* The input

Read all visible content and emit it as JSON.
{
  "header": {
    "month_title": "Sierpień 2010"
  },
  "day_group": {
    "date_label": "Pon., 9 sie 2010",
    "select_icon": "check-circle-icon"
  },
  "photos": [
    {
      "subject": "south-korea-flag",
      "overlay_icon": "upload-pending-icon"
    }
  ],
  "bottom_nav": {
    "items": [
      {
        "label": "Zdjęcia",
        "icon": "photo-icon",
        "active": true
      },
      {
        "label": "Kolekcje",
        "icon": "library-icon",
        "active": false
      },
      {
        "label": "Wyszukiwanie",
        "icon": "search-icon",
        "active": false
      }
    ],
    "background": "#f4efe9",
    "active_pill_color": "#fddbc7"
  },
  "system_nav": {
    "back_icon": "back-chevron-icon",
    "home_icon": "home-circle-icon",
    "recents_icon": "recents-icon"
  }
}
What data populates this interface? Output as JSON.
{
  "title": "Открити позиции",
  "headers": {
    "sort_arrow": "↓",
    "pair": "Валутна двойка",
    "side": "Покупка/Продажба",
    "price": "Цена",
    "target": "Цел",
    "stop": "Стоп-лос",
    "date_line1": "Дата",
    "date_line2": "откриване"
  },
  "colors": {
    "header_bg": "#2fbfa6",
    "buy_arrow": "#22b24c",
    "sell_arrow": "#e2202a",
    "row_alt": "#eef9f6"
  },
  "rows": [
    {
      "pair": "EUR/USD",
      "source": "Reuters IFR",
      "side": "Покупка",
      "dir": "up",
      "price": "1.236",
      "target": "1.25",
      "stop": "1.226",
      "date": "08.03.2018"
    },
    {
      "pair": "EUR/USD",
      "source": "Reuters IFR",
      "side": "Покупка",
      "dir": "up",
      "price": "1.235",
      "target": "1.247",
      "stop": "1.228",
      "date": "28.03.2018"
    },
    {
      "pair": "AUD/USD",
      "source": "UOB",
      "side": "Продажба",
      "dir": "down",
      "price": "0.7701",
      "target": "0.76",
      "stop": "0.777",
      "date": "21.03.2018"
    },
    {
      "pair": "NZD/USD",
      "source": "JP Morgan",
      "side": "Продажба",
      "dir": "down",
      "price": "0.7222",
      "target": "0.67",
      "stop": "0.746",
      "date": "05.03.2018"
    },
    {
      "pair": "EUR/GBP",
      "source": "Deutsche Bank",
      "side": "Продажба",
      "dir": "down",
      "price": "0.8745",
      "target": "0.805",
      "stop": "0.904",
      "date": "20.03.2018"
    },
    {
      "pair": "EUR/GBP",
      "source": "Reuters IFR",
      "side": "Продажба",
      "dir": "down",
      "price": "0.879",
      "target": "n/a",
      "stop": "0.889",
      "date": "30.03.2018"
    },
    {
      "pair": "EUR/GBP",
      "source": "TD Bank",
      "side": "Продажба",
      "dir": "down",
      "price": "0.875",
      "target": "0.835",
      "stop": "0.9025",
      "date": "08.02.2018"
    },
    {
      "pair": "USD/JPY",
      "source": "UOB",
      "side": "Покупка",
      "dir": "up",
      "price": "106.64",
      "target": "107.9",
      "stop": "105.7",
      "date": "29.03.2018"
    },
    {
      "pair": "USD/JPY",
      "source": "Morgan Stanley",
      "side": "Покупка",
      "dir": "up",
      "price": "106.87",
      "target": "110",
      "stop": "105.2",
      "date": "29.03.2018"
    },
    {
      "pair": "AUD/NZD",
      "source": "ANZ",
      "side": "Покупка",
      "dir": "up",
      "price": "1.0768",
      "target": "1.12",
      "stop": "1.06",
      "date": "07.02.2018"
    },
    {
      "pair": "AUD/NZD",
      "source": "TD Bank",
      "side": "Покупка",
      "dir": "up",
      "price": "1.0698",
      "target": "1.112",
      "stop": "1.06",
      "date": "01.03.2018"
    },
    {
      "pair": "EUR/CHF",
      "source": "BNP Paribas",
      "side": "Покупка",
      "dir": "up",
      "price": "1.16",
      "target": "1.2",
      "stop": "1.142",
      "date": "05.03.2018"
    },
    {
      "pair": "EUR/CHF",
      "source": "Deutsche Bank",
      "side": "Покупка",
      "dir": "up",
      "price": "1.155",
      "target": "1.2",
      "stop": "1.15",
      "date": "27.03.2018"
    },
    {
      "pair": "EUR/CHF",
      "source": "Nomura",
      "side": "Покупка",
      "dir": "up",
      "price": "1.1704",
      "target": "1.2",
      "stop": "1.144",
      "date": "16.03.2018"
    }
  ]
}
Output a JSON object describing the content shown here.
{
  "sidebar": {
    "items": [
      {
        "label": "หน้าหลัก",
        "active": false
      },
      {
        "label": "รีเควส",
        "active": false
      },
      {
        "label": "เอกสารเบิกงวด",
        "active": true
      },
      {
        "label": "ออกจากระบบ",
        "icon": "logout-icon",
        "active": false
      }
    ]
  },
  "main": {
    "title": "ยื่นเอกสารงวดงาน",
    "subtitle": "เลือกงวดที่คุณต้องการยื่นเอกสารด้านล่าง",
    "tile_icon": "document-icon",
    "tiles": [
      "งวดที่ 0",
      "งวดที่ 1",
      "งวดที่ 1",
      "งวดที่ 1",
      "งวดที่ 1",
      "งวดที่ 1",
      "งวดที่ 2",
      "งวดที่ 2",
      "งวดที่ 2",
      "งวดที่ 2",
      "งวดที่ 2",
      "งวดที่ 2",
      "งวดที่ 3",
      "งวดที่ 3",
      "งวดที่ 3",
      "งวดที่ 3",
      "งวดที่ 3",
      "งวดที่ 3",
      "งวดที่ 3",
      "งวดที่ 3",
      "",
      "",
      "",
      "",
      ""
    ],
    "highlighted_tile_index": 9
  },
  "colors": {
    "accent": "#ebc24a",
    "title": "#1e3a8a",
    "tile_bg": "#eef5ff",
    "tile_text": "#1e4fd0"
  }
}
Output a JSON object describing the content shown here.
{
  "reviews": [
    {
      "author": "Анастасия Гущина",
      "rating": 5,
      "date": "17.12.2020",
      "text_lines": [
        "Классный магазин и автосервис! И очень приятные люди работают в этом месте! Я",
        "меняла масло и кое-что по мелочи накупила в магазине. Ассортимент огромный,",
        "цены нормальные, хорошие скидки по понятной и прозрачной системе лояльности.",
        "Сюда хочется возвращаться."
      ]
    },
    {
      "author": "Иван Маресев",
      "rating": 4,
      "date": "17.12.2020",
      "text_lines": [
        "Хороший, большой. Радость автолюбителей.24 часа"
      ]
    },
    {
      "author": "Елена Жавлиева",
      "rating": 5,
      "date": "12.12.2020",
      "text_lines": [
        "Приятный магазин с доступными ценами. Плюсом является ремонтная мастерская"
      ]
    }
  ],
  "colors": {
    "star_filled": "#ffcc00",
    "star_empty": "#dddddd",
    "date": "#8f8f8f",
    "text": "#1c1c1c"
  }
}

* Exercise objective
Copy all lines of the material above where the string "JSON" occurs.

* Result for this exercise
Read all visible content and emit it as JSON.
What data populates this interface? Output as JSON.
Output a JSON object describing the content shown here.
Output a JSON object describing the content shown here.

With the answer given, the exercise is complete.